The often-times overlooked film festival, Slamdance, which takes place in that same quaint ski town of Park City, Utah at the same time as Sundance, is about to begin. While the festival may be much smaller than Sundance, the significance of the films are just as great. Last year, the breakout film HONEY BUDDIES aka BUDDYMOON premiered along with THE TAIL JOB, MAD, and many more. This year, the list looks just as promising and I’m excited to share a few of my recommendations:
In an era where we seem to have to question everything in our environment, “What Lies Upstream” goes against the governmental current to dive into the contamination of our water sources. What are you really drinking? Writer/director Cullen Hoback tackles one of the largest chemical drinking water contaminations to give us information and knowledge about a situation that may not be isolated.
“Beat Beat Heart” takes us on a journey of love, love lost, and the ever-challenging mother-daughter relationship. This film promises to make us laugh and sigh in empathy because we’ve all had a broken heart.
“Suck It Up” finds two former best friends having gone their very separate ways, uniting as they deal with loss. It’s a road trip story of friendship, secrets, and confessions with a few laughs promised as well.

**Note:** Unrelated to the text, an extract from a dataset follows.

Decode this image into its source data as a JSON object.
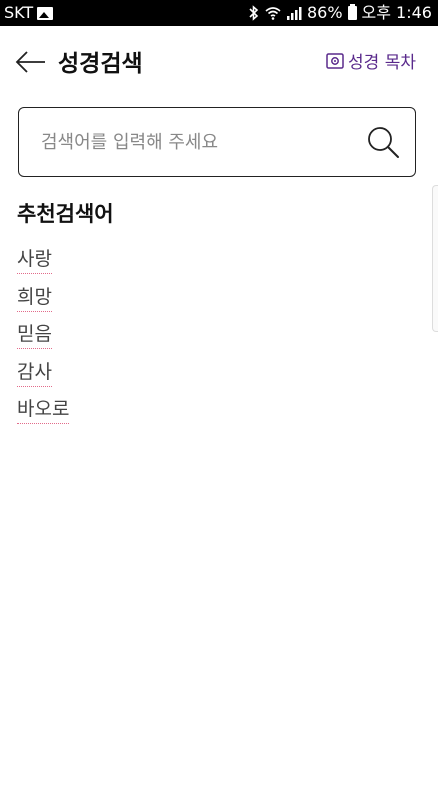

“Dave Made a Maze” brings us on a fantastical journey of what could happen by building a living room fort and then getting trapped inside! It’ll be up to Dave’s girlfriend to rescue him from this magical place full of booby traps and strange creatures.

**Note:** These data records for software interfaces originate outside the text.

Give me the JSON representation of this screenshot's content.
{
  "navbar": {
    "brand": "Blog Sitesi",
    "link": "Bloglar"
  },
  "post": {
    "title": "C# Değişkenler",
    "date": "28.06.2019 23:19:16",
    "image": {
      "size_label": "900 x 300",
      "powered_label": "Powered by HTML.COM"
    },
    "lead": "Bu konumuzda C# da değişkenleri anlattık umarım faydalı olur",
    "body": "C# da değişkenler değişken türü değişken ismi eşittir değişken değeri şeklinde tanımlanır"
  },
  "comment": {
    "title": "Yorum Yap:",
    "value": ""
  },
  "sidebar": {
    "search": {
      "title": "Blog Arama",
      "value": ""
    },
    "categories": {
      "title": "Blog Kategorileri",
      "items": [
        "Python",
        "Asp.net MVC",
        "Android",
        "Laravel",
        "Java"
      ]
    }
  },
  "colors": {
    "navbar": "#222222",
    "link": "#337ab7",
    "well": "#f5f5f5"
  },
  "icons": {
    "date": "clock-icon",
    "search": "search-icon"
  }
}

“Dim the Fluorescents” creates a darkly comic situation as a struggling actress and a playwright must make ends meet, but aren’t willing to give up their craft. The compromise? Get paid to create role-playing demonstrations for corporations.
“Kate Can’t Swim” brings us back to the innocence of young love and the delicate balance of friendships. This promises to be a refreshing look at growing up and the emotional complications associated with it.

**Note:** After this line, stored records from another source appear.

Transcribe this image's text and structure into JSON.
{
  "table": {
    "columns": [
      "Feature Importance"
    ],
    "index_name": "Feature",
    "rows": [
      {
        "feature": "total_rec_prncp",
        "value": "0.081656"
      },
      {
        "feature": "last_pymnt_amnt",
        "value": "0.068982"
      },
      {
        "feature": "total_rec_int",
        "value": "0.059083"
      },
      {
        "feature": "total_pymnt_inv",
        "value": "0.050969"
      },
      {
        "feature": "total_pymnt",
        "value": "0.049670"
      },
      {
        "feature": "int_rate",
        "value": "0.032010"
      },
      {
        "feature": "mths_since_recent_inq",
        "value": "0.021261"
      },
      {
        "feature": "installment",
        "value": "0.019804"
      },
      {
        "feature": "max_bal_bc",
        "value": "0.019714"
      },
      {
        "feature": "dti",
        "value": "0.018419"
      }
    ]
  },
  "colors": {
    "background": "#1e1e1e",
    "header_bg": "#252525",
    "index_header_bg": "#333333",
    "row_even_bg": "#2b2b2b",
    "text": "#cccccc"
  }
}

“Automatic At Sea” blurs the lines of reality while a young traveler is stranded on an island. Is she even there? “Automatic At Sea” looks like a mind-boggling thriller that will have you glued to every scene.
“Weather House,” set in the future where climate change has made its mark, catapulting housebound residents into bizarre belief systems and actions. It’s sure to be a sometimes funny and ironic film, but may plant a few seeds of fear for our actual future.
“Neighborhood Food Drive” set with Chicago as its backdrop, follows a group of well-meaning misfits as they attempt to better their community. Their misguided intentions may bring some rather unsettling or unexpected results full of humor and drama.
And finally, “Wexford Plaza” focuses upon a lonely strip mall security guard, Betty, and her chance encounter with “deadbeat Danny.” Awkwardly hilarious yet realistic situations promise to unfold as we get to know these two characters.
One of the charming aspects of the Slamdance Film Festival is the fact that a coordinating short film is shown before the feature film, getting you ready for what’s to come. If short films are more your style, they also offer blocks of short films with specific headings such as “Experimental Shorts” and “Documentary Shorts.”
For more information about the Slamdance Film Festival, programming, location, and ticket purchases, go to Slamdance.com/Film-Festival